BEGIN Exercise input

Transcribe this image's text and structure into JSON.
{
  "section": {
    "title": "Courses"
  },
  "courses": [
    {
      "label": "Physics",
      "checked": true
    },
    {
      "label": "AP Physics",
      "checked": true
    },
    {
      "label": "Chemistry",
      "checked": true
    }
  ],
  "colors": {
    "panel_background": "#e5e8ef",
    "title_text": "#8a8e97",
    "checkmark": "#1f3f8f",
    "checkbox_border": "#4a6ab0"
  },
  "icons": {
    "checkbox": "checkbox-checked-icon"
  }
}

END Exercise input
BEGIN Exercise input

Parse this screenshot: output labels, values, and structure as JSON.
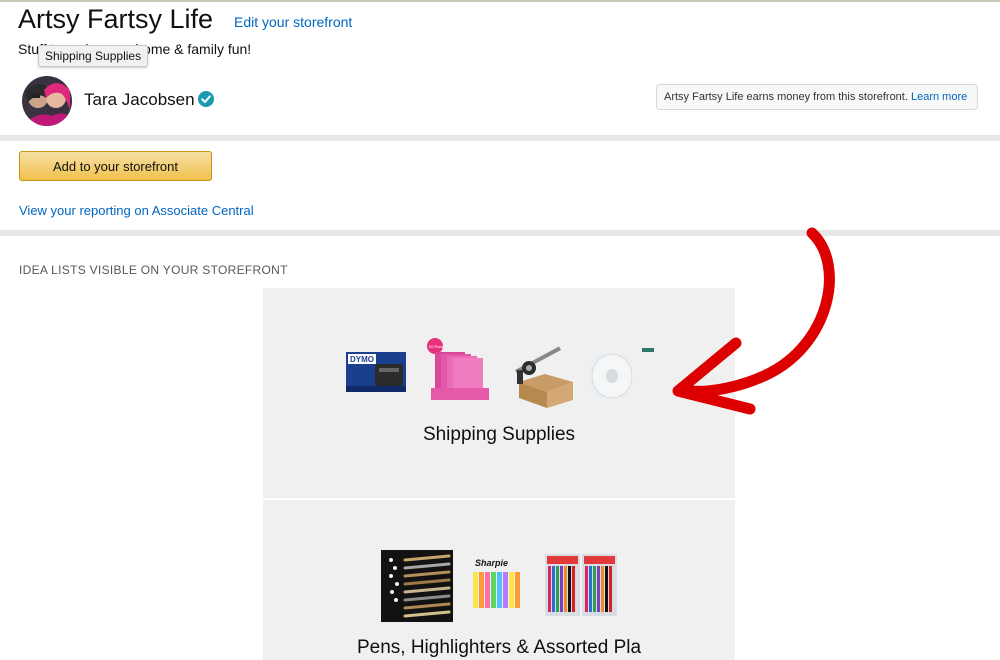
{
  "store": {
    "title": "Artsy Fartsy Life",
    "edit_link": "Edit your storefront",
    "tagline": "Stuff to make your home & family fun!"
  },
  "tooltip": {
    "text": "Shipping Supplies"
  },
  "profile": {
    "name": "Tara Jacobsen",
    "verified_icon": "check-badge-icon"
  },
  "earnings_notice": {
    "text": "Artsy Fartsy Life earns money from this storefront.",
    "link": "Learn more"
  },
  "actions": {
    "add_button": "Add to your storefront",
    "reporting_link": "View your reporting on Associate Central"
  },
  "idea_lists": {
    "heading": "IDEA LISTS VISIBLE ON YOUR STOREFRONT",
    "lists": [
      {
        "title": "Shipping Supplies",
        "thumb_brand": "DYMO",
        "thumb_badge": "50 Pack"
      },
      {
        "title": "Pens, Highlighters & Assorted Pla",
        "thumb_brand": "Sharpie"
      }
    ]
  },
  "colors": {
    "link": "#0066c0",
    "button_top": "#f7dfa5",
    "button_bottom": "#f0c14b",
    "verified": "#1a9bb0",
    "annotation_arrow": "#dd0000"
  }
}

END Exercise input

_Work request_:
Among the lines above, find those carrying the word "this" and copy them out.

_Task output_:
Transcribe this image's text and structure into JSON.
Parse this screenshot: output labels, values, and structure as JSON.
    "text": "Artsy Fartsy Life earns money from this storefront.",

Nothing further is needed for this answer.